Growing as a small business doesn't mean opening additional premises you can't afford. Growing means improving profitability, for example, by exploring an untapped market or discontinuing unpopular products. When you think of growth, think strictly in terms of profit margins and customer satisfaction.
If your business is costing you more than it earns or if it's just breaking even, it's not a business, it's a hobby. Taking out a second business loan and maxing out your credit cards is not cashflow. Be realistic about how much you need to stay in the black and how you're going to keep that money coming in.
Where are your shortcomings in terms of skill level, experience, customer service, marketing, etc? Spend some time thinking about what you could be doing better and how to improve on it. That could mean improving your knowledge when you have time or (if you can afford it) hiring someone who can bridge that gap for you while you get up to speed.
Successful entrepreneurs build something bigger than themselves. Building a business takes a lot of work; it can be both exhilarating and exhausting. Almost nobody has the energy to work for years without having a day off. So, one of your goals – and something that you should write into your business plan – is an opportunity to take some time to yourself. Whether your aim is a month-long vacation or selling the business, you need your business to be able to run without you.
Whenever you're faced with a decision in your business, double-check the 10 points above. With enough experience and education, you'll absorb these imperatives. They'll become second nature. Until then, whenever you feel uncertain about a business decision, check back and make sure that your ideas are financially and strategically sound.

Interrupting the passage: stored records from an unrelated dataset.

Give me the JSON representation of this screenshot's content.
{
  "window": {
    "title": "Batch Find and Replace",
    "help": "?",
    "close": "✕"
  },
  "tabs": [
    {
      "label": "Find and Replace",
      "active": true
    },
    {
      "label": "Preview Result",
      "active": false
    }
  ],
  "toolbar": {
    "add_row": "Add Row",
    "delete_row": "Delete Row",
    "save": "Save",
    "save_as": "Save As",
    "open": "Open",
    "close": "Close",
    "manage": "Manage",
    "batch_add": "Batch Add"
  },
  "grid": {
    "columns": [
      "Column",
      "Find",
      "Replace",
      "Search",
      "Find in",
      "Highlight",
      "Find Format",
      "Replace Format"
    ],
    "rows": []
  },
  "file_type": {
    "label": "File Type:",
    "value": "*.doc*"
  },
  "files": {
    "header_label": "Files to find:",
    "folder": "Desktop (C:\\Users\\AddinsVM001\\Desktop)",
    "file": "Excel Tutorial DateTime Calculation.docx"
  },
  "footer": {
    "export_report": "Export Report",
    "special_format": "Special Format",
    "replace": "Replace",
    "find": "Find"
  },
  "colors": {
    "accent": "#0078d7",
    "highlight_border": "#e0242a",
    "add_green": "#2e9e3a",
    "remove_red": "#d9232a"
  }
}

Copyright © 2014 William Buist. William Buist is the owner of Abelard Collaborative Consultancy and founder of the exclusive xTEN Club. He is also the author of At your fingertips and The little book of mentoring.